Yes. OSHA said in the Preamble to the Final Rule that an individual may be a fully certified and evaluated operator with respect to one piece of equipment, but simultaneously be an operator-in-training with respect to different equipment or tasks that require significantly different skills or knowledge.

OSHA-quote1_0319HOW DO I KNOW WHEN I HAVE TO EVALUATE AN OPERATOR AGAIN?

When the skills, knowledge, or ability of the operator are not sufficient for him or her to operate that crane in a given configuration or situation. The employer (or an agent of the employer) has to make that determination. But note that OSHA also said (again in the Preamble) that employers are not required to evaluate their operators in every possible configuration of equipment or combination of configuration and boom length.

WHAT ELSE CAN TRIGGER EVALUATIONS?

When there is evidence from an operator’s knowledge or performance that retraining is necessary. And retraining must always be followed up with re-evaluation. Examples of such evidence might be incidents, near-misses, or misinterpreting load charts or hand signals.

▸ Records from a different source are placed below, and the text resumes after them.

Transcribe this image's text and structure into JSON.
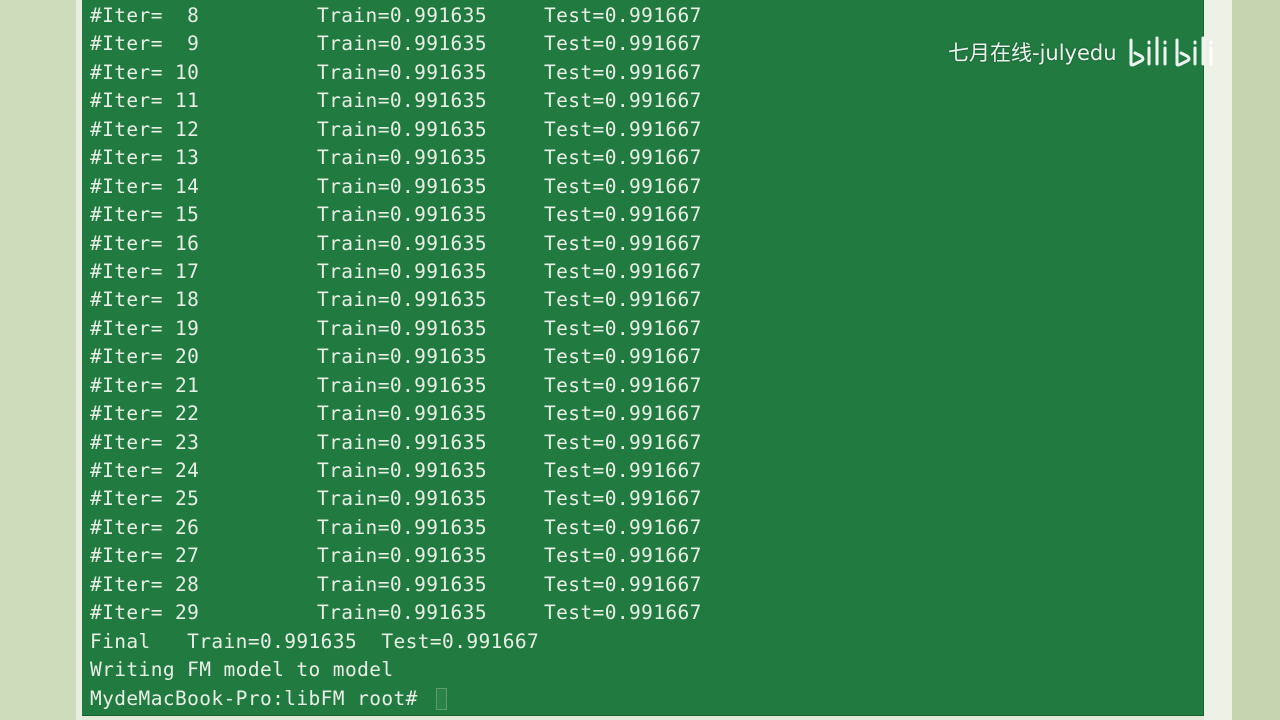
{
  "terminal": {
    "iter_label": "#Iter=",
    "iterations": [
      {
        "iter": " 8",
        "train": "Train=0.991635",
        "test": "Test=0.991667"
      },
      {
        "iter": " 9",
        "train": "Train=0.991635",
        "test": "Test=0.991667"
      },
      {
        "iter": "10",
        "train": "Train=0.991635",
        "test": "Test=0.991667"
      },
      {
        "iter": "11",
        "train": "Train=0.991635",
        "test": "Test=0.991667"
      },
      {
        "iter": "12",
        "train": "Train=0.991635",
        "test": "Test=0.991667"
      },
      {
        "iter": "13",
        "train": "Train=0.991635",
        "test": "Test=0.991667"
      },
      {
        "iter": "14",
        "train": "Train=0.991635",
        "test": "Test=0.991667"
      },
      {
        "iter": "15",
        "train": "Train=0.991635",
        "test": "Test=0.991667"
      },
      {
        "iter": "16",
        "train": "Train=0.991635",
        "test": "Test=0.991667"
      },
      {
        "iter": "17",
        "train": "Train=0.991635",
        "test": "Test=0.991667"
      },
      {
        "iter": "18",
        "train": "Train=0.991635",
        "test": "Test=0.991667"
      },
      {
        "iter": "19",
        "train": "Train=0.991635",
        "test": "Test=0.991667"
      },
      {
        "iter": "20",
        "train": "Train=0.991635",
        "test": "Test=0.991667"
      },
      {
        "iter": "21",
        "train": "Train=0.991635",
        "test": "Test=0.991667"
      },
      {
        "iter": "22",
        "train": "Train=0.991635",
        "test": "Test=0.991667"
      },
      {
        "iter": "23",
        "train": "Train=0.991635",
        "test": "Test=0.991667"
      },
      {
        "iter": "24",
        "train": "Train=0.991635",
        "test": "Test=0.991667"
      },
      {
        "iter": "25",
        "train": "Train=0.991635",
        "test": "Test=0.991667"
      },
      {
        "iter": "26",
        "train": "Train=0.991635",
        "test": "Test=0.991667"
      },
      {
        "iter": "27",
        "train": "Train=0.991635",
        "test": "Test=0.991667"
      },
      {
        "iter": "28",
        "train": "Train=0.991635",
        "test": "Test=0.991667"
      },
      {
        "iter": "29",
        "train": "Train=0.991635",
        "test": "Test=0.991667"
      }
    ],
    "final_line": "Final   Train=0.991635  Test=0.991667",
    "writing_line": "Writing FM model to model",
    "prompt": "MydeMacBook-Pro:libFM root# "
  },
  "watermark": {
    "text": "七月在线-julyedu",
    "logo_text": "bilibili"
  },
  "colors": {
    "terminal_bg": "#217a3f",
    "terminal_fg": "#e8f0e6",
    "frame": "#cbd8b8"
  }
}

HOW DO I DETERMINE WHO IS QUALIFIED TO CONDUCT THE EVALUATIONS?

OSHA said the evaluator must be someone with the knowledge, training, and experience necessary to assess equipment operators. While a current or former crane operator might also be an evaluator, the knowledge, training, and experience needed to operate a crane may not be sufficient. Note that you cannot rely on OSHA’s standard definition of a “qualified person” here.

IF I HIRE AN OPERATOR AND HE BRINGS HIS CERTIFICATION CARD AND HIS EVALUATIONS BY A PREVIOUS EMPLOYER DO I NEED TO EVALUATE HIM AGAIN?

Yes. OSHA does not allow you to rely on evaluations conducted by a previous employer.

IF I WORK IN A STATE OR CITY THAT REQUIRES LICENSING, DO I ALSO HAVE TO BE CERTIFIED?

Only if the license meets OSHA’s requirements for written and practical exams. If it does not, your operators must then also be certified as well as licensed.

*These can all be downloaded from NCCCO’s OSHA Crane Rule Resource Center at nccco.org/oshas-crane-rule.
** Go to scranet.org for further information.